→ REQUIRED WORK
The whole listing, exactly as given: write it out, leaving out each image.

[TASK DATA]

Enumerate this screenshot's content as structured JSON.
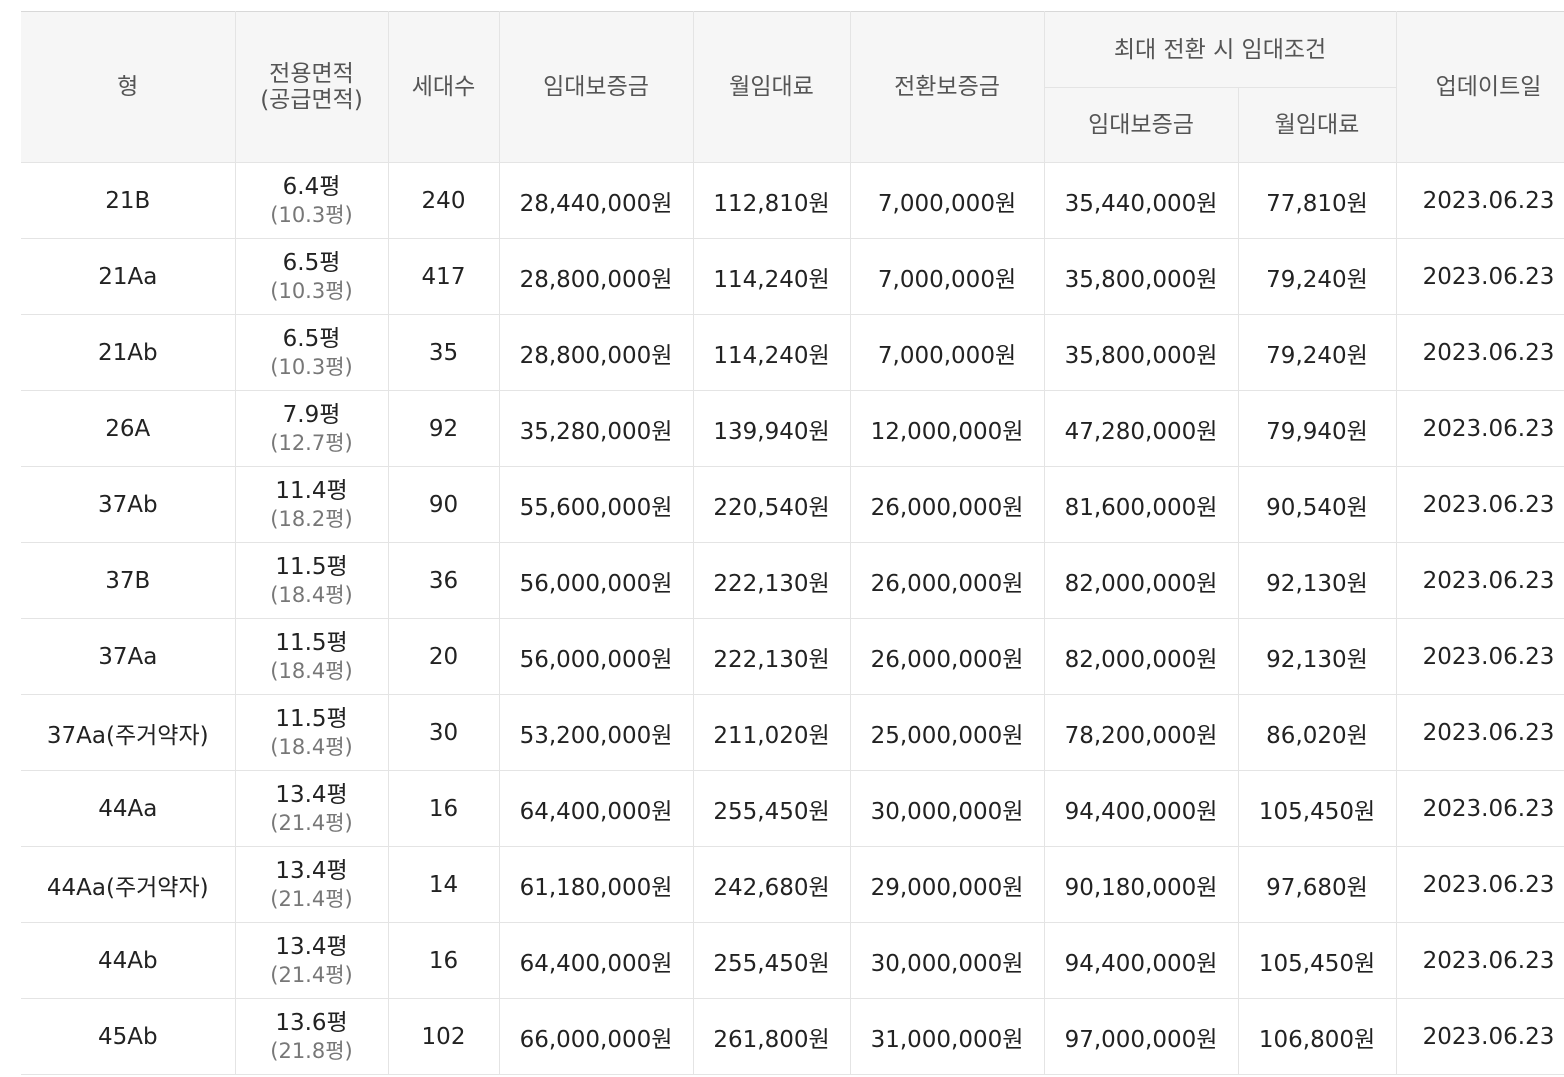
{
  "headers": {
    "type": "형",
    "area_line1": "전용면적",
    "area_line2": "(공급면적)",
    "units": "세대수",
    "deposit": "임대보증금",
    "monthly_rent": "월임대료",
    "conversion_deposit": "전환보증금",
    "max_conversion_group": "최대 전환 시 임대조건",
    "max_deposit": "임대보증금",
    "max_monthly_rent": "월임대료",
    "update_date": "업데이트일"
  },
  "rows": [
    {
      "type": "21B",
      "area": "6.4평",
      "supply_area": "(10.3평)",
      "units": "240",
      "deposit": "28,440,000원",
      "rent": "112,810원",
      "conv": "7,000,000원",
      "max_deposit": "35,440,000원",
      "max_rent": "77,810원",
      "date": "2023.06.23"
    },
    {
      "type": "21Aa",
      "area": "6.5평",
      "supply_area": "(10.3평)",
      "units": "417",
      "deposit": "28,800,000원",
      "rent": "114,240원",
      "conv": "7,000,000원",
      "max_deposit": "35,800,000원",
      "max_rent": "79,240원",
      "date": "2023.06.23"
    },
    {
      "type": "21Ab",
      "area": "6.5평",
      "supply_area": "(10.3평)",
      "units": "35",
      "deposit": "28,800,000원",
      "rent": "114,240원",
      "conv": "7,000,000원",
      "max_deposit": "35,800,000원",
      "max_rent": "79,240원",
      "date": "2023.06.23"
    },
    {
      "type": "26A",
      "area": "7.9평",
      "supply_area": "(12.7평)",
      "units": "92",
      "deposit": "35,280,000원",
      "rent": "139,940원",
      "conv": "12,000,000원",
      "max_deposit": "47,280,000원",
      "max_rent": "79,940원",
      "date": "2023.06.23"
    },
    {
      "type": "37Ab",
      "area": "11.4평",
      "supply_area": "(18.2평)",
      "units": "90",
      "deposit": "55,600,000원",
      "rent": "220,540원",
      "conv": "26,000,000원",
      "max_deposit": "81,600,000원",
      "max_rent": "90,540원",
      "date": "2023.06.23"
    },
    {
      "type": "37B",
      "area": "11.5평",
      "supply_area": "(18.4평)",
      "units": "36",
      "deposit": "56,000,000원",
      "rent": "222,130원",
      "conv": "26,000,000원",
      "max_deposit": "82,000,000원",
      "max_rent": "92,130원",
      "date": "2023.06.23"
    },
    {
      "type": "37Aa",
      "area": "11.5평",
      "supply_area": "(18.4평)",
      "units": "20",
      "deposit": "56,000,000원",
      "rent": "222,130원",
      "conv": "26,000,000원",
      "max_deposit": "82,000,000원",
      "max_rent": "92,130원",
      "date": "2023.06.23"
    },
    {
      "type": "37Aa(주거약자)",
      "area": "11.5평",
      "supply_area": "(18.4평)",
      "units": "30",
      "deposit": "53,200,000원",
      "rent": "211,020원",
      "conv": "25,000,000원",
      "max_deposit": "78,200,000원",
      "max_rent": "86,020원",
      "date": "2023.06.23"
    },
    {
      "type": "44Aa",
      "area": "13.4평",
      "supply_area": "(21.4평)",
      "units": "16",
      "deposit": "64,400,000원",
      "rent": "255,450원",
      "conv": "30,000,000원",
      "max_deposit": "94,400,000원",
      "max_rent": "105,450원",
      "date": "2023.06.23"
    },
    {
      "type": "44Aa(주거약자)",
      "area": "13.4평",
      "supply_area": "(21.4평)",
      "units": "14",
      "deposit": "61,180,000원",
      "rent": "242,680원",
      "conv": "29,000,000원",
      "max_deposit": "90,180,000원",
      "max_rent": "97,680원",
      "date": "2023.06.23"
    },
    {
      "type": "44Ab",
      "area": "13.4평",
      "supply_area": "(21.4평)",
      "units": "16",
      "deposit": "64,400,000원",
      "rent": "255,450원",
      "conv": "30,000,000원",
      "max_deposit": "94,400,000원",
      "max_rent": "105,450원",
      "date": "2023.06.23"
    },
    {
      "type": "45Ab",
      "area": "13.6평",
      "supply_area": "(21.8평)",
      "units": "102",
      "deposit": "66,000,000원",
      "rent": "261,800원",
      "conv": "31,000,000원",
      "max_deposit": "97,000,000원",
      "max_rent": "106,800원",
      "date": "2023.06.23"
    }
  ]
}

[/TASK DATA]

→ ANSWER SECTION
Enumerate this screenshot's content as structured JSON.
{
  "headers": {
    "type": "형",
    "area_line1": "전용면적",
    "area_line2": "(공급면적)",
    "units": "세대수",
    "deposit": "임대보증금",
    "monthly_rent": "월임대료",
    "conversion_deposit": "전환보증금",
    "max_conversion_group": "최대 전환 시 임대조건",
    "max_deposit": "임대보증금",
    "max_monthly_rent": "월임대료",
    "update_date": "업데이트일"
  },
  "rows": [
    {
      "type": "21B",
      "area": "6.4평",
      "supply_area": "(10.3평)",
      "units": "240",
      "deposit": "28,440,000원",
      "rent": "112,810원",
      "conv": "7,000,000원",
      "max_deposit": "35,440,000원",
      "max_rent": "77,810원",
      "date": "2023.06.23"
    },
    {
      "type": "21Aa",
      "area": "6.5평",
      "supply_area": "(10.3평)",
      "units": "417",
      "deposit": "28,800,000원",
      "rent": "114,240원",
      "conv": "7,000,000원",
      "max_deposit": "35,800,000원",
      "max_rent": "79,240원",
      "date": "2023.06.23"
    },
    {
      "type": "21Ab",
      "area": "6.5평",
      "supply_area": "(10.3평)",
      "units": "35",
      "deposit": "28,800,000원",
      "rent": "114,240원",
      "conv": "7,000,000원",
      "max_deposit": "35,800,000원",
      "max_rent": "79,240원",
      "date": "2023.06.23"
    },
    {
      "type": "26A",
      "area": "7.9평",
      "supply_area": "(12.7평)",
      "units": "92",
      "deposit": "35,280,000원",
      "rent": "139,940원",
      "conv": "12,000,000원",
      "max_deposit": "47,280,000원",
      "max_rent": "79,940원",
      "date": "2023.06.23"
    },
    {
      "type": "37Ab",
      "area": "11.4평",
      "supply_area": "(18.2평)",
      "units": "90",
      "deposit": "55,600,000원",
      "rent": "220,540원",
      "conv": "26,000,000원",
      "max_deposit": "81,600,000원",
      "max_rent": "90,540원",
      "date": "2023.06.23"
    },
    {
      "type": "37B",
      "area": "11.5평",
      "supply_area": "(18.4평)",
      "units": "36",
      "deposit": "56,000,000원",
      "rent": "222,130원",
      "conv": "26,000,000원",
      "max_deposit": "82,000,000원",
      "max_rent": "92,130원",
      "date": "2023.06.23"
    },
    {
      "type": "37Aa",
      "area": "11.5평",
      "supply_area": "(18.4평)",
      "units": "20",
      "deposit": "56,000,000원",
      "rent": "222,130원",
      "conv": "26,000,000원",
      "max_deposit": "82,000,000원",
      "max_rent": "92,130원",
      "date": "2023.06.23"
    },
    {
      "type": "37Aa(주거약자)",
      "area": "11.5평",
      "supply_area": "(18.4평)",
      "units": "30",
      "deposit": "53,200,000원",
      "rent": "211,020원",
      "conv": "25,000,000원",
      "max_deposit": "78,200,000원",
      "max_rent": "86,020원",
      "date": "2023.06.23"
    },
    {
      "type": "44Aa",
      "area": "13.4평",
      "supply_area": "(21.4평)",
      "units": "16",
      "deposit": "64,400,000원",
      "rent": "255,450원",
      "conv": "30,000,000원",
      "max_deposit": "94,400,000원",
      "max_rent": "105,450원",
      "date": "2023.06.23"
    },
    {
      "type": "44Aa(주거약자)",
      "area": "13.4평",
      "supply_area": "(21.4평)",
      "units": "14",
      "deposit": "61,180,000원",
      "rent": "242,680원",
      "conv": "29,000,000원",
      "max_deposit": "90,180,000원",
      "max_rent": "97,680원",
      "date": "2023.06.23"
    },
    {
      "type": "44Ab",
      "area": "13.4평",
      "supply_area": "(21.4평)",
      "units": "16",
      "deposit": "64,400,000원",
      "rent": "255,450원",
      "conv": "30,000,000원",
      "max_deposit": "94,400,000원",
      "max_rent": "105,450원",
      "date": "2023.06.23"
    },
    {
      "type": "45Ab",
      "area": "13.6평",
      "supply_area": "(21.8평)",
      "units": "102",
      "deposit": "66,000,000원",
      "rent": "261,800원",
      "conv": "31,000,000원",
      "max_deposit": "97,000,000원",
      "max_rent": "106,800원",
      "date": "2023.06.23"
    }
  ]
}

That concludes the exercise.